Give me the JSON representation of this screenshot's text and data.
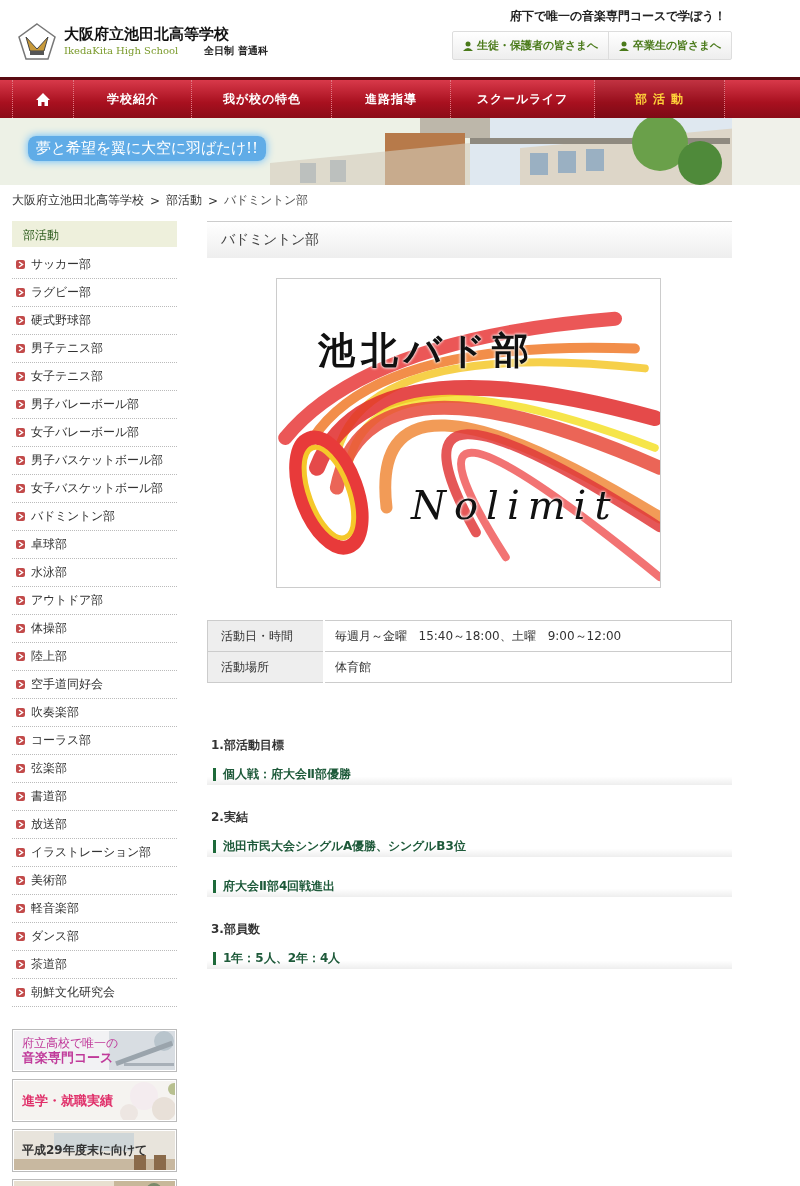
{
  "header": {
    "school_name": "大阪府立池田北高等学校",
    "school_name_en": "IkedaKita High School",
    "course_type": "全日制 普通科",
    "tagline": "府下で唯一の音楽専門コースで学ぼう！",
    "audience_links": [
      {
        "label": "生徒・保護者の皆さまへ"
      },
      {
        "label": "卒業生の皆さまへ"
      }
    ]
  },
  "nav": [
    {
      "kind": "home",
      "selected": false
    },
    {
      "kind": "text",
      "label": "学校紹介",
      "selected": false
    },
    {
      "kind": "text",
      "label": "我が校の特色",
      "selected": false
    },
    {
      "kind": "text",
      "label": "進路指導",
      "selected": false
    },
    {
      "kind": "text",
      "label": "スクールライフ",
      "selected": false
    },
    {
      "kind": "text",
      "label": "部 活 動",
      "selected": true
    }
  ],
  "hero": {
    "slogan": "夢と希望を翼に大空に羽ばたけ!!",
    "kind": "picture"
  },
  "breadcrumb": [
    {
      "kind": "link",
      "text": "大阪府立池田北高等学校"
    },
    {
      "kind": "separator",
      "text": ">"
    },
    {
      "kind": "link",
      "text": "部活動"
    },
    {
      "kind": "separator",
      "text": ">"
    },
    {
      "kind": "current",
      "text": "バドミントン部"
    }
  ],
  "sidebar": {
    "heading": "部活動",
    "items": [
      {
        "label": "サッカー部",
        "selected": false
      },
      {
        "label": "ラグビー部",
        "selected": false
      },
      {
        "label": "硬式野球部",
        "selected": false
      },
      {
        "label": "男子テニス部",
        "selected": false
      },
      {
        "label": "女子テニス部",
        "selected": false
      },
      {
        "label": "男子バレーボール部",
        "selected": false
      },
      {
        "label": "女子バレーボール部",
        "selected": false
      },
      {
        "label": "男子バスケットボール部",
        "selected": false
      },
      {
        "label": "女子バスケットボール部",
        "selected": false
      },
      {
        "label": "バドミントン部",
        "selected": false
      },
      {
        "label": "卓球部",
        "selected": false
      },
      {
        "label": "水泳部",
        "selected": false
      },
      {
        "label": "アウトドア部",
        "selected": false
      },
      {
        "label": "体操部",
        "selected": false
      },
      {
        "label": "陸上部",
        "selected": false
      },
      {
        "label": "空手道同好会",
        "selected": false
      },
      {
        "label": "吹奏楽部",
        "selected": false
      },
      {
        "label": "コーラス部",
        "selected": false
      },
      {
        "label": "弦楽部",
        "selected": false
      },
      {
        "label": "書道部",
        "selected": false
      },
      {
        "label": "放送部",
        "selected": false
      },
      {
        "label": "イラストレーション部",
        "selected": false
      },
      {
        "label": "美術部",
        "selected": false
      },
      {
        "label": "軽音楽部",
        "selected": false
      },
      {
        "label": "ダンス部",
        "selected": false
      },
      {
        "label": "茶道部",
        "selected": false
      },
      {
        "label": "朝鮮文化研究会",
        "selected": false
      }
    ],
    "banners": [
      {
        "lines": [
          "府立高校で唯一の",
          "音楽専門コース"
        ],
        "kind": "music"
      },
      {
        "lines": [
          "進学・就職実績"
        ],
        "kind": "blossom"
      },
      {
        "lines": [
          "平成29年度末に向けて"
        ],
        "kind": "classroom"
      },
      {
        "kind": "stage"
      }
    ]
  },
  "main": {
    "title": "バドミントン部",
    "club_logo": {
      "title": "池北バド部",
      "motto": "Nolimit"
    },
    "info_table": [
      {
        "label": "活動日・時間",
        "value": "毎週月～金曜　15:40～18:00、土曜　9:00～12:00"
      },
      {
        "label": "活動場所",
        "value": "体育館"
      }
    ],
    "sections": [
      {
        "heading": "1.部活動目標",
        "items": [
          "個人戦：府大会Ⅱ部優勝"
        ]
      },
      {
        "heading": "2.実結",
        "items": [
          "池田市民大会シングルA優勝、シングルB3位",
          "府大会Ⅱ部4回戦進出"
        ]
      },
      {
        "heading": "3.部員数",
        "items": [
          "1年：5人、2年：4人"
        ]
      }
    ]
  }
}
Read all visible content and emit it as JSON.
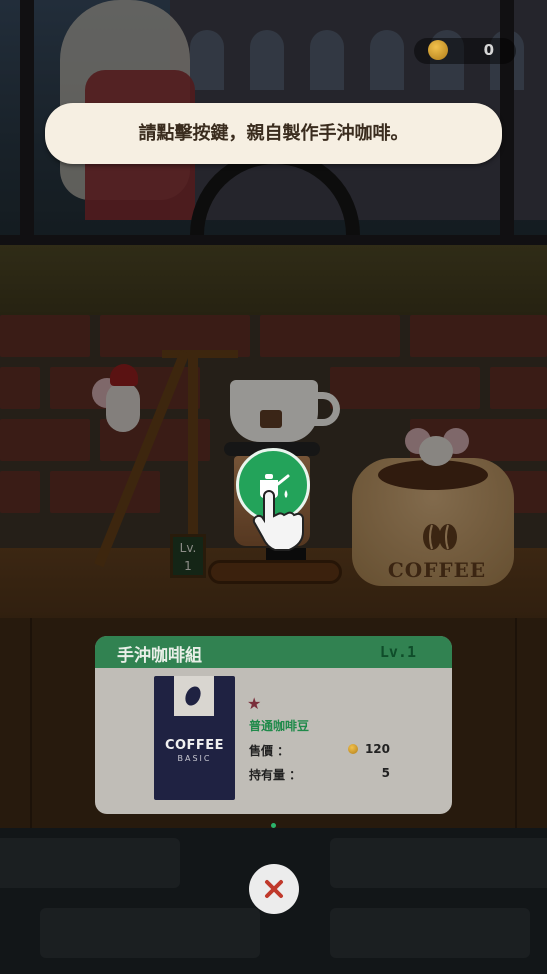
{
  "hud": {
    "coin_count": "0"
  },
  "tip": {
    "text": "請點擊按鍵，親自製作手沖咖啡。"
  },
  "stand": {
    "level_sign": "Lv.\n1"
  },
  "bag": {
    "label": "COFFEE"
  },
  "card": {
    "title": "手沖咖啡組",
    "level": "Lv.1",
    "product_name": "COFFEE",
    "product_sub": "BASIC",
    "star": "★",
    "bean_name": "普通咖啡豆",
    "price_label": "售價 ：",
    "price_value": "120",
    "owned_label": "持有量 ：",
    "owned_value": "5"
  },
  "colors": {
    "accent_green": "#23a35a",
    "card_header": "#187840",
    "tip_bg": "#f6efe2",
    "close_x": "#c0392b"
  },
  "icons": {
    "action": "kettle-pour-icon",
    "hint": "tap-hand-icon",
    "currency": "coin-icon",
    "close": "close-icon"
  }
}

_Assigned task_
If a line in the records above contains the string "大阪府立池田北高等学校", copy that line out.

_Reply_
    "school_name": "大阪府立池田北高等学校",
      "text": "大阪府立池田北高等学校"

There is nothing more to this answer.